Losing a Loved One: Healthy and Unhealthy Coping
Death and loss are not the lightest of topics. It’s why we usually wait until our kids are a little older to discuss the concept of someone no longer being on Earth. Unfortunately, everyone has a time when they will cease to exist; that is one cold fact of life that all of us have to accept at some point.
It would perhaps be a little easier to take if we were guaranteed a long life where the only reason we pass away is simply due to old age. Life isn’t that kind, though. I believe that the fear of death comes not only from not knowing what lies beyond it, if anything, but also just how unexpected it can be. Fatal accidents and terminal illnesses rip our loved ones away from us before we’re ready to say goodbye. Then again, maybe there is no ready for this kind of thing.
Regardless, whether it’s natural causes or a sudden death, we mourn our loved ones and sometimes even people we don’t know that well, like celebrities or murder victims. Despite what’s generally believed, there’s no “right” way to grieve someone’s passing, only different ways. That said, death can be traumatic, and you might find yourself coping with it in ways that don’t benefit you in the long run. In fact, they might end up harming you in the end.
Coping with grief and loss unhealthily
There are a few unhealthy coping methods you may adopt after losing someone close to you. Some are blatant, while others are more illicit.
- Denial. This is a big one. After all, there’s a reason it’s the first in the five stages of grief. Denial can happen due to shock, especially if the loss was sudden and unexpected, and is normal. However, prolonged denial is unhealthy, because never acknowledging the passing of a loved one means never letting yourself truly begin to heal the wound left behind by their death.

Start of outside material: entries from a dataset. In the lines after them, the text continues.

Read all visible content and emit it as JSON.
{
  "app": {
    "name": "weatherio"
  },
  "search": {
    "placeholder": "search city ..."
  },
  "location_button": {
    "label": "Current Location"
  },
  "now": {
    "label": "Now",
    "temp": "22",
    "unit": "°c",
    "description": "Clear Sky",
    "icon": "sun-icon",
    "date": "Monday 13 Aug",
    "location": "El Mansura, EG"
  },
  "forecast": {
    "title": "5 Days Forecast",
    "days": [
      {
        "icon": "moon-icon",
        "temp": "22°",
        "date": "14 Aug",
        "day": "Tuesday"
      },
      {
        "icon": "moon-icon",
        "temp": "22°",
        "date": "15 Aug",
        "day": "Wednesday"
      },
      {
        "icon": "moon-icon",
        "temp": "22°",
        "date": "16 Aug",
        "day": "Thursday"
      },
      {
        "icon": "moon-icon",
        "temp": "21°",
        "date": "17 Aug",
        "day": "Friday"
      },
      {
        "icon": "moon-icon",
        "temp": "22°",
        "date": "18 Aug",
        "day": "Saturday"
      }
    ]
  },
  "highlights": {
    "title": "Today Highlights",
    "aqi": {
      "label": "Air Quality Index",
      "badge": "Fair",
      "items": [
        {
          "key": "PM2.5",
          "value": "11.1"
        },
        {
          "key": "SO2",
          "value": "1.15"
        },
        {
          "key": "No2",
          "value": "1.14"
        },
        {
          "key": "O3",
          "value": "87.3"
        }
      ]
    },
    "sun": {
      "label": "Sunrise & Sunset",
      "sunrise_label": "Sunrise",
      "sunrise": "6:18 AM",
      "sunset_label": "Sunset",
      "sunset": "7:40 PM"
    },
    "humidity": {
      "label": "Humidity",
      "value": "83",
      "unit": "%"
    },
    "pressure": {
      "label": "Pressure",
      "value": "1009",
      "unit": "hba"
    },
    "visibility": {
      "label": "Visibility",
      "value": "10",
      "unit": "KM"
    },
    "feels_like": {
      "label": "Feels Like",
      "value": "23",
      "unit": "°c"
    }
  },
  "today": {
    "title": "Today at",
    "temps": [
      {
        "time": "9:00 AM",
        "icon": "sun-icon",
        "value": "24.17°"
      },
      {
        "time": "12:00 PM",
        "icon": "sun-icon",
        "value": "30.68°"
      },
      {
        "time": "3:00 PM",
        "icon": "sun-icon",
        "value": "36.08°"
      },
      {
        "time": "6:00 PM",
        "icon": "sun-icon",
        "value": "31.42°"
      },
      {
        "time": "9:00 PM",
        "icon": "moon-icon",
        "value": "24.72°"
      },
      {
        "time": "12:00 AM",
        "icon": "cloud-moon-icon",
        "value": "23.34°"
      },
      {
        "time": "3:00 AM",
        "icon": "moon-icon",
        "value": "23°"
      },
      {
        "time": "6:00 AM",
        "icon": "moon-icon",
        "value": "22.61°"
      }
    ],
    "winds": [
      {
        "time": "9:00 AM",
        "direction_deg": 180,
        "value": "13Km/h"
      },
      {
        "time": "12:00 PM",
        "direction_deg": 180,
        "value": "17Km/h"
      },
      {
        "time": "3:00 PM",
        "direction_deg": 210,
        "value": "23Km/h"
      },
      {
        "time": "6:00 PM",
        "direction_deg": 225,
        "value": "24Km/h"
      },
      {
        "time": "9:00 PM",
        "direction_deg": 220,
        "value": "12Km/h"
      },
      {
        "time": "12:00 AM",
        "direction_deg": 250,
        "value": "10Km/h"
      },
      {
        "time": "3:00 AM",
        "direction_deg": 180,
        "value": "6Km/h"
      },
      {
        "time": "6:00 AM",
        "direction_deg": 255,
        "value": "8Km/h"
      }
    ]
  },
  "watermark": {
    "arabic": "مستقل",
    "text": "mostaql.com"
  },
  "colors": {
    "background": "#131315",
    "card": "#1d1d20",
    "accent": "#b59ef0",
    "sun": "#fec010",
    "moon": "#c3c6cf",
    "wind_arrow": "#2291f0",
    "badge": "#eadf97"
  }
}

- Over or under indulging. This usually pertains to food (i.e. loss of or excessive appetite) but it can be for other things as well. Hyperfocusing on anything to stay distracted, like alcohol, or not focusing enough on important things, like hygiene, for example. The balance in your life can shift dramatically after a loss without you noticing or caring.
- Risk taking. After a loss, you may find your normally level-headed self needlessly spending big amounts of money, doing dangerous things like drinking and driving, or interacting with people who aren’t good for you. This is usually because you want to “feel something” by doing thrilling things, or because the loss has left you not caring about what happens to you. These things can have long-term, irreversible impacts on your life depending on the severity.
- Sudden controlling behavior. Unable to control your loved one’s death means you might want to feel like you’re “regaining” control by micro-managing every other aspect of your or other people’s lives. This is not a realistic way of living, and it ends up frustrating both you and those around you, ultimately leading to unhappiness.
- Bottling your feelings up. Grieving doesn’t necessarily mean openly weeping in public. However, similar to denial, if you don’t let yourself properly process what happened and try to move on too quickly, the gap in your heart won’t close properly, and a plethora of issues could arise from it, such as the ones stated above.
Coping with grief and loss healthily
The point of coping isn’t to act like everything is perfectly fine–in fact, that’s just denial and bottling your feelings up, which I put in the unhealthy coping section for a reason. It’s not on you if you develop depression and anxiety following the loss of a loved one. Hell, I was already depressed before my dad suddenly passed away when I was seventeen, but his death threw me into an even deeper depression. What’s important is what you can do afterwards to make it even a little bit easier on yourself during the grieving process.
- Express yourself when you’re ready. People grieve differently, which means you might be the type that doesn’t show the sadness on your face. That’s perfectly valid, as there’s no rule on how to grieve. However, it’s good to remind yourself that you’re not alone. Expressing how you feel about your loss to people you trust will help lighten the weight on your heart, because you won’t be going through the pain alone.
- Don’t rush the process. There’s no set time for when you “get over” a loss. In fact, you might always tear up or cry when you remember them, no matter how long it’s been since their passing. That’s perfectly fine. The pain does become easier with time, but be patient with yourself while you grieve. Death is hard on everyone.
- Try not to isolate yourself. You might want space after a loss, and that’s totally normal. But always remember that people are there for you, and they want to be there for you. Being with others can help ease the pain and remind you about the good things in life.
- Don’t be ashamed to seek therapy. Some people can move on from loss without therapy, and some can’t. There’s no shame in getting professional help if you feel like it would help you cope with your loss. Death is one of the hardest things to deal with for a lot of people, after all.
I’ve written this article for those who are going through their own grief, those who want to prepare themselves, and those who are simply curious. More than that, though, I’ve written this article as an homage to my teenage self who simply had no idea what to do when her dad passed away and thus couldn’t process it properly for a long time.
I want to let her know that it does get easier, and that we’re okay.